Nine days after her divorce from Schenck, on April 23, 1934, Norma married comedian George Jessel in a ceremony held at Atlantic City’s Ambassador Hotel, and officiated by that city’s mayor, Harry Bacharach. The beaming groom gushed, “I’ve never been happier in my life. Is there anything more a man can say?” That happiness, alas, lasted only five years, with the couple divorcing, on August 11, 1939, in Juarez, Mexico, on the grounds of incompatibility. Seven years later, Norma quietly married Beverly Hills physician Dr. Carvel James, on December 4, 1946, in Las Vegas. Theirs was a most happy marriage, out of the spotlight, the pressures of Hollywood, and the curiosity-seeking headlines. Eleven years and twenty days after taking their nuptials, Norma Talmadge died, in Las Vegas, on December 24, 1957. Hers was a most premature death, attributed to complications from a long bout with arthritis aggravated by drug abuse.

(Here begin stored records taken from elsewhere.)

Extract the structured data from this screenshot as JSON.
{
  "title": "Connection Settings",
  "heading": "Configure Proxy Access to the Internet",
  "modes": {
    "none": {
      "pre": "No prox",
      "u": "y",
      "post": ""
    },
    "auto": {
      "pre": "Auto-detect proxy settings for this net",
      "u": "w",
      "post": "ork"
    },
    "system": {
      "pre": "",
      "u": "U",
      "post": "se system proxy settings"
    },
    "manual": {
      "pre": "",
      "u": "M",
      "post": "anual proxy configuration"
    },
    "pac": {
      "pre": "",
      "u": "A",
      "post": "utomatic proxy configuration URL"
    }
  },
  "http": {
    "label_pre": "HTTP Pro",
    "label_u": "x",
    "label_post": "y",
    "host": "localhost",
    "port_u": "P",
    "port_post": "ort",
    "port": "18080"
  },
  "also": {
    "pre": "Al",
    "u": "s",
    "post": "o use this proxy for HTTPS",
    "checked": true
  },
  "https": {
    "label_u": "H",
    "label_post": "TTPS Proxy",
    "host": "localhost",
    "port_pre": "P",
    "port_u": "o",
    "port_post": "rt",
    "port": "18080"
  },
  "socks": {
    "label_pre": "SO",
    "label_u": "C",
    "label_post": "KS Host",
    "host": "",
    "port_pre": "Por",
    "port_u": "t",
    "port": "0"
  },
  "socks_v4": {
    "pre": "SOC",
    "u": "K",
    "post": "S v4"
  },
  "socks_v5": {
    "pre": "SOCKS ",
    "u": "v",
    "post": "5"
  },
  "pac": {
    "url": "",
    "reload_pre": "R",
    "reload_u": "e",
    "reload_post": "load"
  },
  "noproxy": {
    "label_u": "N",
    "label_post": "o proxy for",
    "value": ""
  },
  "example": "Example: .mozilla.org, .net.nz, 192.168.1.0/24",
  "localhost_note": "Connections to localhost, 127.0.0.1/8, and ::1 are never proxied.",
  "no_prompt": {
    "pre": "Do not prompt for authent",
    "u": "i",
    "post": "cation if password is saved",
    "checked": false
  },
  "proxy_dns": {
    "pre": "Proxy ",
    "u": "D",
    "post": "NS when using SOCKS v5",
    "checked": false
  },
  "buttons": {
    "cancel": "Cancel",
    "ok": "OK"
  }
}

Over three hundred films make up the body of work of Norma Talmadge. It took sound, and her incompatibility with it, to end one of cinema’s most celebrated careers, which was honored with a star on Hollywood’s Walk of Fame, at 1500 Vine Street. However, box office numbers, and contemporary popularity polls, tell the real story of the climb to fame of Norma Talmadge, a Brooklyn-born tragedienne whose impact on the industry remains an undeniable sensation.